Regionalization of specialized health services can deliver high-quality care but may have an adverse impact on access and outcomes because of distance from the regional centers. In the case of hematopoietic cell transplantation (HCT), the effect of increased distance between the transplantation center and the rural/urban residence is unclear because of conflicting results from the existing studies. We examined the association between distance from primary residence to the transplantation center and rural versus urban residence with clinical outcomes after allogeneic HCT in a large cohort of patients. Overall mortality (OM), nonrelapse mortality (NRM), and relapse in all patients and those who survived for 200 days after HCT were assessed in 2849 patients who received their first allogeneic HCT between 2000 and 2010 at Fred Hutchinson Cancer Research Center (FHCRC)/Seattle Cancer Care Alliance. Median distance from FHCRC was 263 miles (range, 0 to 2740 miles) and 83% of patients were urban residents. The association between distance and the hazard of OM varied according to conditioning intensity: myeloablative (MA) versus nonmyeloablative (NMA). Among MA patients, there was no evidence of an increased risk of mortality with increased distance, but for NMA patients, the results did show a suggestion of increased risk of mortality for some distances, although globally the difference was not statistically significant. In the subgroup of patients who survived 200 days, there was no evidence that the risks of OM, relapse, or NRM were increased with increasing distance. We did not find any association between longer distance from transplantation center and urban/rural residence and outcomes after MA HCT. In patients undergoing NMA transplantations, this relationship and how it is influenced by factors such as age, payers, and comorbidities needs to be further investigated.
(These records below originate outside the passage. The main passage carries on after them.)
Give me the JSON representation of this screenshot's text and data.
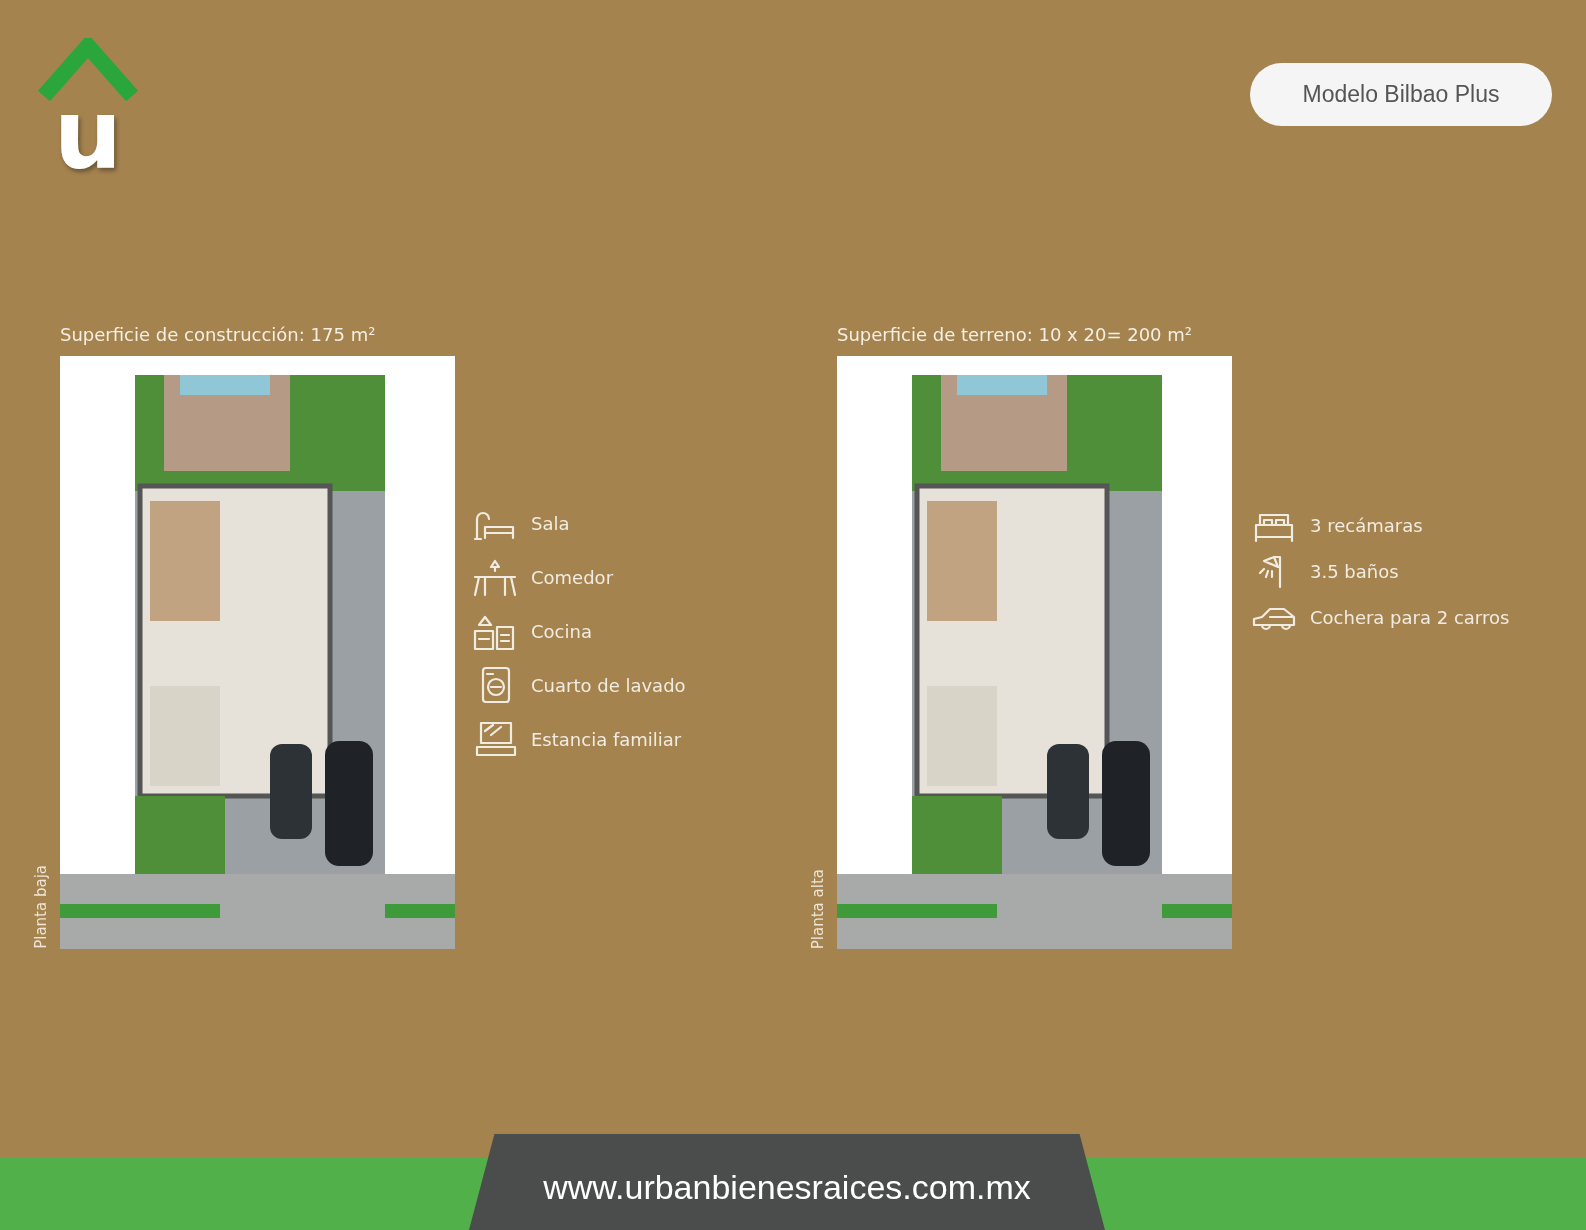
{
  "logo": {
    "letter": "u"
  },
  "model_button": "Modelo Bilbao Plus",
  "panels": [
    {
      "title": "Superficie de construcción: 175 m²",
      "floor_label": "Planta baja",
      "features": [
        {
          "label": "Sala"
        },
        {
          "label": "Comedor"
        },
        {
          "label": "Cocina"
        },
        {
          "label": "Cuarto de lavado"
        },
        {
          "label": "Estancia familiar"
        }
      ]
    },
    {
      "title": "Superficie de terreno: 10 x 20= 200 m²",
      "floor_label": "Planta alta",
      "features": [
        {
          "label": "3 recámaras"
        },
        {
          "label": "3.5 baños"
        },
        {
          "label": "Cochera para 2 carros"
        }
      ]
    }
  ],
  "footer": {
    "website": "www.urbanbienesraices.com.mx"
  }
}
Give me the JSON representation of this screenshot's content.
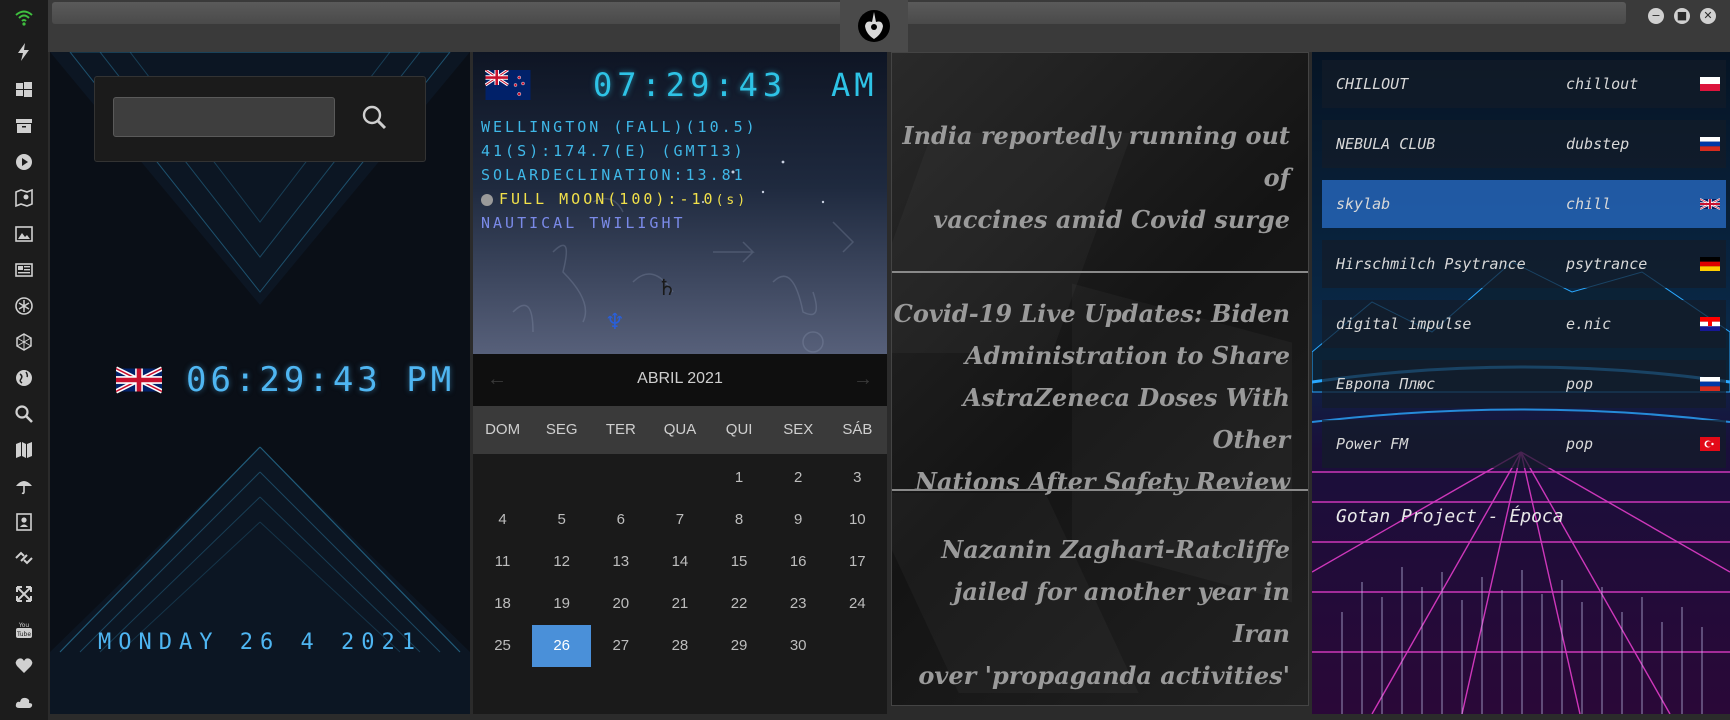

- Allogeneic hematopoietic cell transplantation
ASJC Scopus subject areas